▸ **Listed entries**:
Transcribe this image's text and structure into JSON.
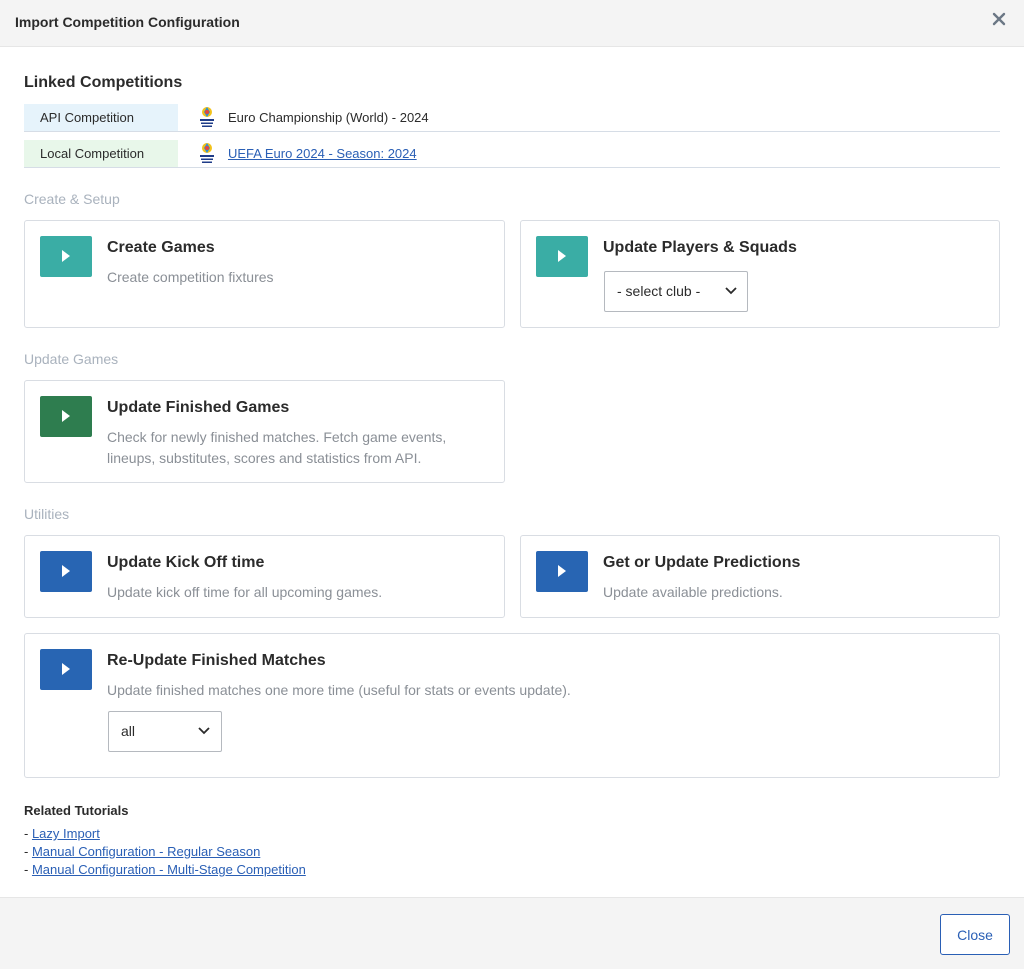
{
  "modal": {
    "title": "Import Competition Configuration",
    "close_icon": "close-icon"
  },
  "linked": {
    "heading": "Linked Competitions",
    "api": {
      "label": "API Competition",
      "value": "Euro Championship (World) - 2024",
      "icon": "competition-logo-icon"
    },
    "local": {
      "label": "Local Competition",
      "value": "UEFA Euro 2024 - Season: 2024",
      "icon": "competition-logo-icon"
    }
  },
  "groups": {
    "create_setup": "Create & Setup",
    "update_games": "Update Games",
    "utilities": "Utilities"
  },
  "cards": {
    "create_games": {
      "title": "Create Games",
      "desc": "Create competition fixtures"
    },
    "update_players": {
      "title": "Update Players & Squads",
      "select_value": "- select club -"
    },
    "update_finished": {
      "title": "Update Finished Games",
      "desc": "Check for newly finished matches. Fetch game events, lineups, substitutes, scores and statistics from API."
    },
    "update_kickoff": {
      "title": "Update Kick Off time",
      "desc": "Update kick off time for all upcoming games."
    },
    "predictions": {
      "title": "Get or Update Predictions",
      "desc": "Update available predictions."
    },
    "reupdate": {
      "title": "Re-Update Finished Matches",
      "desc": "Update finished matches one more time (useful for stats or events update).",
      "select_value": "all"
    }
  },
  "tutorials": {
    "heading": "Related Tutorials",
    "prefix": "- ",
    "items": [
      "Lazy Import",
      "Manual Configuration - Regular Season",
      "Manual Configuration - Multi-Stage Competition"
    ]
  },
  "footer": {
    "close_label": "Close"
  },
  "colors": {
    "teal": "#3aada5",
    "green": "#2e7d4f",
    "blue": "#2865b3",
    "link": "#2a5fb5"
  }
}
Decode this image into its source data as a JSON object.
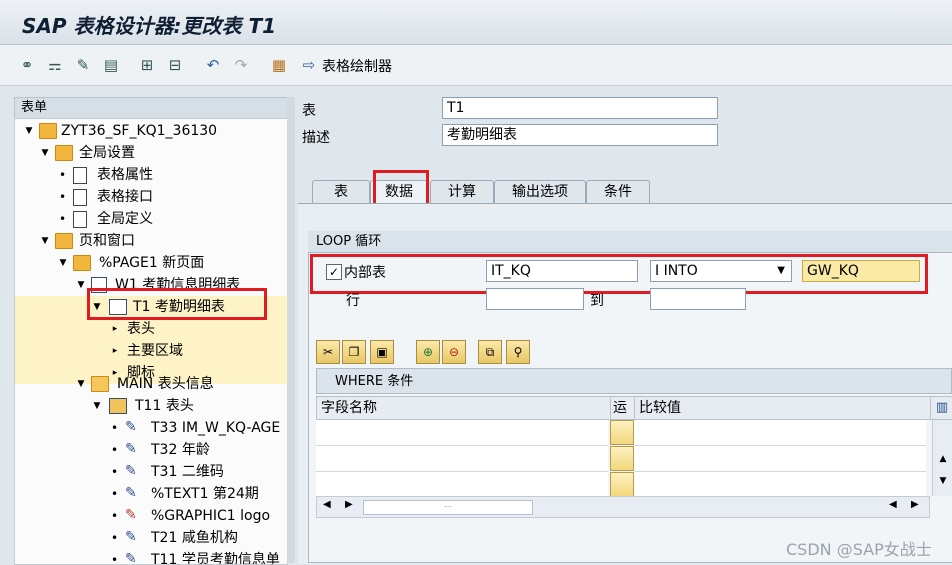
{
  "window": {
    "title": "SAP 表格设计器:更改表 T1"
  },
  "toolbar": {
    "form_painter_label": "表格绘制器",
    "icons": [
      "glasses-icon",
      "hierarchy-icon",
      "magic-wand-icon",
      "print-preview-icon",
      "expand-icon",
      "collapse-icon",
      "undo-icon",
      "redo-icon",
      "layout-icon",
      "arrow-right-icon"
    ]
  },
  "tree": {
    "header": "表单",
    "items": [
      {
        "label": "ZYT36_SF_KQ1_36130",
        "icon": "folder-icon"
      },
      {
        "label": "全局设置",
        "icon": "folder-icon"
      },
      {
        "label": "表格属性",
        "icon": "document-icon"
      },
      {
        "label": "表格接口",
        "icon": "document-icon"
      },
      {
        "label": "全局定义",
        "icon": "document-icon"
      },
      {
        "label": "页和窗口",
        "icon": "folder-icon"
      },
      {
        "label": "%PAGE1 新页面",
        "icon": "folder-icon"
      },
      {
        "label": "W1 考勤信息明细表",
        "icon": "window-icon"
      },
      {
        "label": "T1 考勤明细表",
        "icon": "table-icon"
      },
      {
        "label": "表头",
        "icon": ""
      },
      {
        "label": "主要区域",
        "icon": ""
      },
      {
        "label": "脚标",
        "icon": ""
      },
      {
        "label": "MAIN 表头信息",
        "icon": "window-icon"
      },
      {
        "label": "T11 表头",
        "icon": "table-grid-icon"
      },
      {
        "label": "T33 IM_W_KQ-AGE",
        "icon": "text-edit-icon"
      },
      {
        "label": "T32 年龄",
        "icon": "text-edit-icon"
      },
      {
        "label": "T31 二维码",
        "icon": "text-edit-icon"
      },
      {
        "label": "%TEXT1 第24期",
        "icon": "text-edit-icon"
      },
      {
        "label": "%GRAPHIC1 logo",
        "icon": "graphic-icon"
      },
      {
        "label": "T21 咸鱼机构",
        "icon": "text-edit-icon"
      },
      {
        "label": "T11 学员考勤信息单",
        "icon": "text-edit-icon"
      }
    ]
  },
  "form": {
    "table_label": "表",
    "table_value": "T1",
    "desc_label": "描述",
    "desc_value": "考勤明细表"
  },
  "tabs": [
    "表",
    "数据",
    "计算",
    "输出选项",
    "条件"
  ],
  "loop": {
    "header": "LOOP 循环",
    "internal_table_label": "内部表",
    "internal_table_checked": true,
    "internal_table_value": "IT_KQ",
    "into_mode": "I INTO",
    "work_area": "GW_KQ",
    "row_label": "行",
    "to_label": "到",
    "row_from": "",
    "row_to": ""
  },
  "where": {
    "header": "WHERE 条件",
    "columns": [
      "字段名称",
      "运",
      "比较值"
    ]
  },
  "watermark": "CSDN @SAP女战士"
}
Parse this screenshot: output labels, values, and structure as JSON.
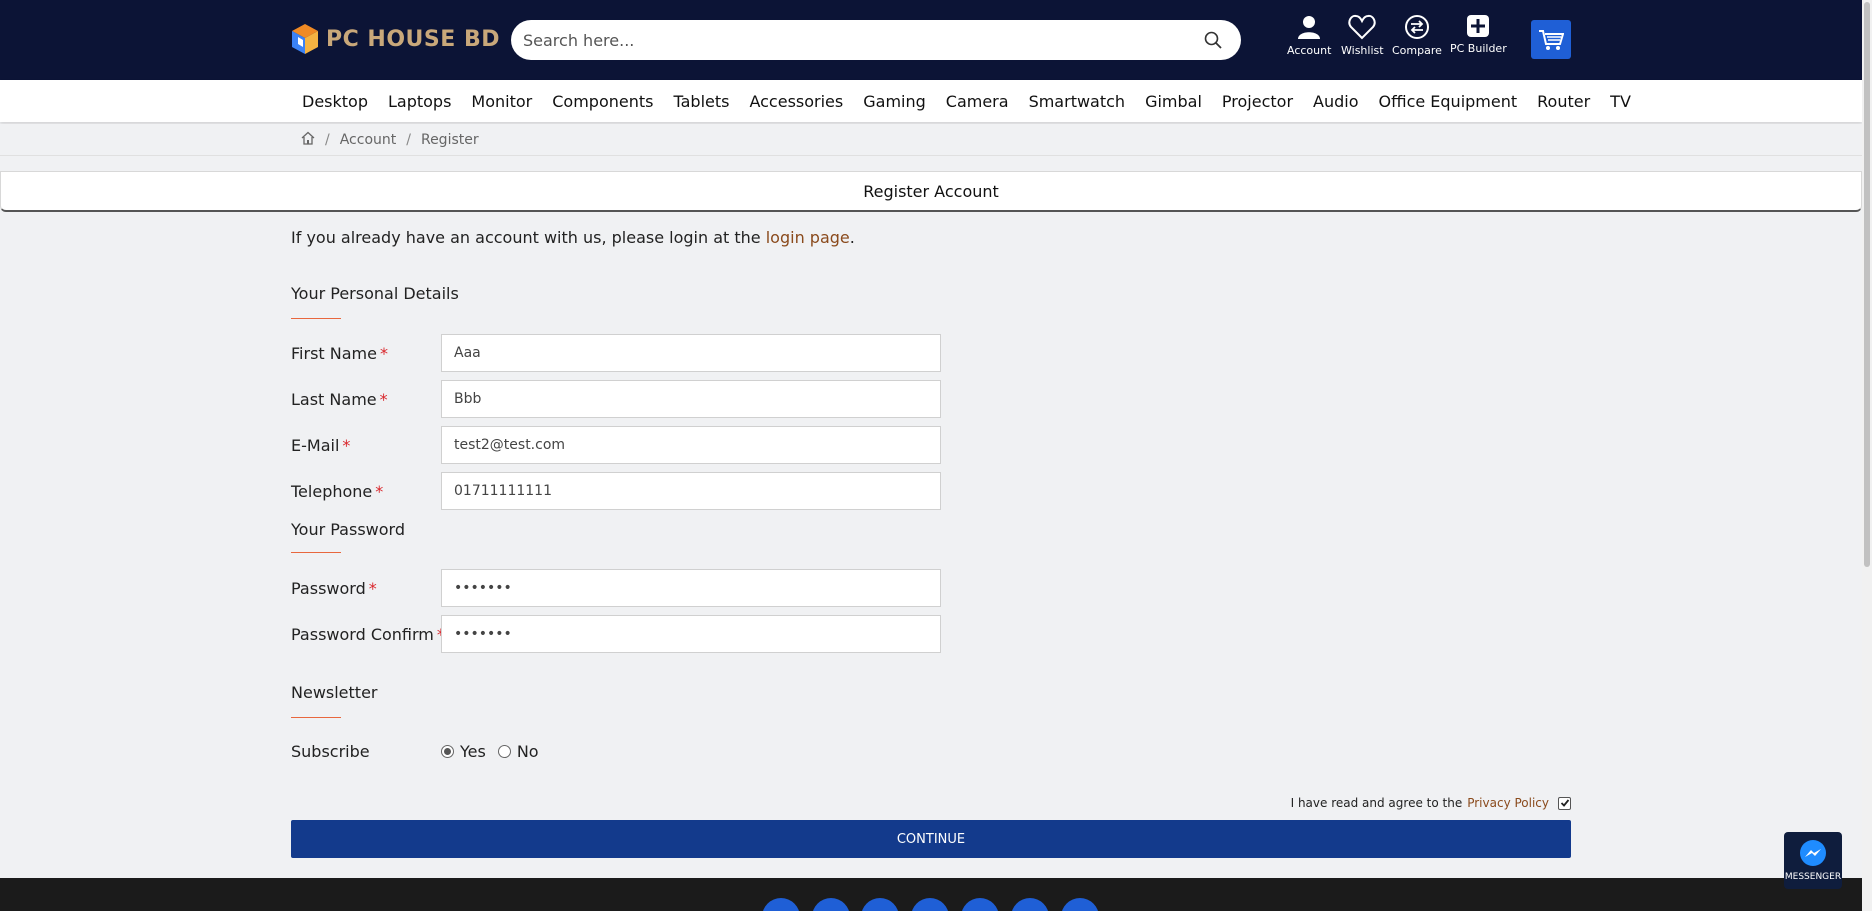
{
  "header": {
    "logo_text": "PC HOUSE BD",
    "search_placeholder": "Search here...",
    "icons": [
      {
        "name": "account-icon",
        "label": "Account"
      },
      {
        "name": "heart-icon",
        "label": "Wishlist"
      },
      {
        "name": "compare-icon",
        "label": "Compare"
      },
      {
        "name": "plus-icon",
        "label": "PC Builder"
      }
    ],
    "cart_icon": "cart-icon"
  },
  "nav": {
    "items": [
      "Desktop",
      "Laptops",
      "Monitor",
      "Components",
      "Tablets",
      "Accessories",
      "Gaming",
      "Camera",
      "Smartwatch",
      "Gimbal",
      "Projector",
      "Audio",
      "Office Equipment",
      "Router",
      "TV"
    ]
  },
  "breadcrumb": {
    "home_icon": "home-icon",
    "sep": "/",
    "items": [
      "Account",
      "Register"
    ]
  },
  "page": {
    "title": "Register Account",
    "intro_before": "If you already have an account with us, please login at the ",
    "intro_link": "login page",
    "intro_after": "."
  },
  "personal": {
    "title": "Your Personal Details",
    "required_mark": "*",
    "fields": {
      "first_name": {
        "label": "First Name",
        "value": "Aaa"
      },
      "last_name": {
        "label": "Last Name",
        "value": "Bbb"
      },
      "email": {
        "label": "E-Mail",
        "value": "test2@test.com"
      },
      "telephone": {
        "label": "Telephone",
        "value": "01711111111"
      }
    }
  },
  "password": {
    "title": "Your Password",
    "fields": {
      "password": {
        "label": "Password",
        "value": "•••••••"
      },
      "confirm": {
        "label": "Password Confirm",
        "value": "•••••••"
      }
    }
  },
  "newsletter": {
    "title": "Newsletter",
    "subscribe_label": "Subscribe",
    "options": [
      "Yes",
      "No"
    ],
    "selected": "Yes"
  },
  "agree": {
    "text": "I have read and agree to the",
    "link": "Privacy Policy",
    "checked": true
  },
  "actions": {
    "continue_label": "CONTINUE"
  },
  "messenger": {
    "label": "MESSENGER"
  },
  "colors": {
    "header_bg": "#0c1436",
    "cart_bg": "#1f5fd6",
    "continue_bg": "#133a8c",
    "link": "#8a4a1c",
    "accent_line": "#e8673d",
    "required": "#d9262b"
  }
}
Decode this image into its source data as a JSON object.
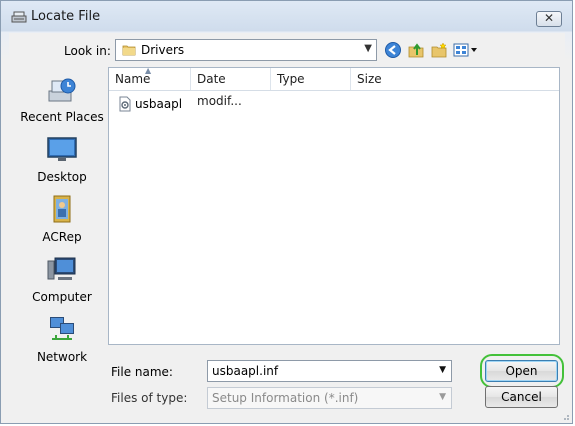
{
  "window": {
    "title": "Locate File"
  },
  "toolbar": {
    "lookin_label": "Look in:",
    "lookin_value": "Drivers",
    "icons": [
      "back-icon",
      "up-folder-icon",
      "new-folder-icon",
      "views-menu-icon"
    ]
  },
  "sidebar": {
    "places": [
      {
        "label": "Recent Places",
        "icon": "recent-places-icon"
      },
      {
        "label": "Desktop",
        "icon": "desktop-icon"
      },
      {
        "label": "ACRep",
        "icon": "user-folder-icon"
      },
      {
        "label": "Computer",
        "icon": "computer-icon"
      },
      {
        "label": "Network",
        "icon": "network-icon"
      }
    ]
  },
  "filelist": {
    "columns": [
      "Name",
      "Date modif...",
      "Type",
      "Size"
    ],
    "files": [
      {
        "name": "usbaapl",
        "icon": "setup-info-file-icon"
      }
    ]
  },
  "bottom": {
    "filename_label": "File name:",
    "filename_value": "usbaapl.inf",
    "filetype_label": "Files of type:",
    "filetype_value": "Setup Information (*.inf)",
    "open_label": "Open",
    "cancel_label": "Cancel"
  },
  "colors": {
    "highlight": "#44c13a",
    "accent": "#3c7fb1"
  }
}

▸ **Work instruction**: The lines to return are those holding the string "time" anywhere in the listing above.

▸ **Written solution**:
      "title": "Update Kick Off time",
      "desc": "Update kick off time for all upcoming games."
      "desc": "Update finished matches one more time (useful for stats or events update).",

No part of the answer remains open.